• _Task statement_: Each record is to be written out exactly as it appears.

• _Task input_:
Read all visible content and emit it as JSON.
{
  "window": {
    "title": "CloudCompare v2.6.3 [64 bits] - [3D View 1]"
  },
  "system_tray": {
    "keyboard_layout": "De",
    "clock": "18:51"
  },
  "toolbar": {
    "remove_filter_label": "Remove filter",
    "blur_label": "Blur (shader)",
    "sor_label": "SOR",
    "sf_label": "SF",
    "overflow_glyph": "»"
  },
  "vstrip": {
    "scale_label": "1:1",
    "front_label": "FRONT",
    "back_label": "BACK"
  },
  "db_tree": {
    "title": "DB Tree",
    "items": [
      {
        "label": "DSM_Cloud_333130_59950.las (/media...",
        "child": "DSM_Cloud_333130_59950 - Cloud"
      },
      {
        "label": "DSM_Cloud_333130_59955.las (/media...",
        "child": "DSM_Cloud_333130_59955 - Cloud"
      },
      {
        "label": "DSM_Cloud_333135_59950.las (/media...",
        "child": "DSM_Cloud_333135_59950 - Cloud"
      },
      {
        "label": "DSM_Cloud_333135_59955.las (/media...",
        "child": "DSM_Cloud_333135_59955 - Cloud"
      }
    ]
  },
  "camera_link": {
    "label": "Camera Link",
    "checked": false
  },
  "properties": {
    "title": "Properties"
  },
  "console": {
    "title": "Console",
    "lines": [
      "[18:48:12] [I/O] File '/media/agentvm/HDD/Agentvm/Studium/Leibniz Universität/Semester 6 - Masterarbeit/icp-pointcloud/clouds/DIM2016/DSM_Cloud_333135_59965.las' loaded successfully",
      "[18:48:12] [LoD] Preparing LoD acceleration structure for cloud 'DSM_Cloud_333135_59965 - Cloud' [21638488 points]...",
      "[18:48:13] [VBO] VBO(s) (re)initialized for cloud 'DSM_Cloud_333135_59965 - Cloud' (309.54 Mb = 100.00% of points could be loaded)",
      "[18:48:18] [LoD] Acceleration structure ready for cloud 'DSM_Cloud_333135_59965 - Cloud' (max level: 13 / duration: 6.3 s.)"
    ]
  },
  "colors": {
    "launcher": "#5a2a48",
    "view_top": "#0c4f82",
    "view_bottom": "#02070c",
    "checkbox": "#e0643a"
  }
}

• _Completed exercise_:
Read all visible content and emit it as JSON.
{
  "window": {
    "title": "CloudCompare v2.6.3 [64 bits] - [3D View 1]"
  },
  "system_tray": {
    "keyboard_layout": "De",
    "clock": "18:51"
  },
  "toolbar": {
    "remove_filter_label": "Remove filter",
    "blur_label": "Blur (shader)",
    "sor_label": "SOR",
    "sf_label": "SF",
    "overflow_glyph": "»"
  },
  "vstrip": {
    "scale_label": "1:1",
    "front_label": "FRONT",
    "back_label": "BACK"
  },
  "db_tree": {
    "title": "DB Tree",
    "items": [
      {
        "label": "DSM_Cloud_333130_59950.las (/media...",
        "child": "DSM_Cloud_333130_59950 - Cloud"
      },
      {
        "label": "DSM_Cloud_333130_59955.las (/media...",
        "child": "DSM_Cloud_333130_59955 - Cloud"
      },
      {
        "label": "DSM_Cloud_333135_59950.las (/media...",
        "child": "DSM_Cloud_333135_59950 - Cloud"
      },
      {
        "label": "DSM_Cloud_333135_59955.las (/media...",
        "child": "DSM_Cloud_333135_59955 - Cloud"
      }
    ]
  },
  "camera_link": {
    "label": "Camera Link",
    "checked": false
  },
  "properties": {
    "title": "Properties"
  },
  "console": {
    "title": "Console",
    "lines": [
      "[18:48:12] [I/O] File '/media/agentvm/HDD/Agentvm/Studium/Leibniz Universität/Semester 6 - Masterarbeit/icp-pointcloud/clouds/DIM2016/DSM_Cloud_333135_59965.las' loaded successfully",
      "[18:48:12] [LoD] Preparing LoD acceleration structure for cloud 'DSM_Cloud_333135_59965 - Cloud' [21638488 points]...",
      "[18:48:13] [VBO] VBO(s) (re)initialized for cloud 'DSM_Cloud_333135_59965 - Cloud' (309.54 Mb = 100.00% of points could be loaded)",
      "[18:48:18] [LoD] Acceleration structure ready for cloud 'DSM_Cloud_333135_59965 - Cloud' (max level: 13 / duration: 6.3 s.)"
    ]
  },
  "colors": {
    "launcher": "#5a2a48",
    "view_top": "#0c4f82",
    "view_bottom": "#02070c",
    "checkbox": "#e0643a"
  }
}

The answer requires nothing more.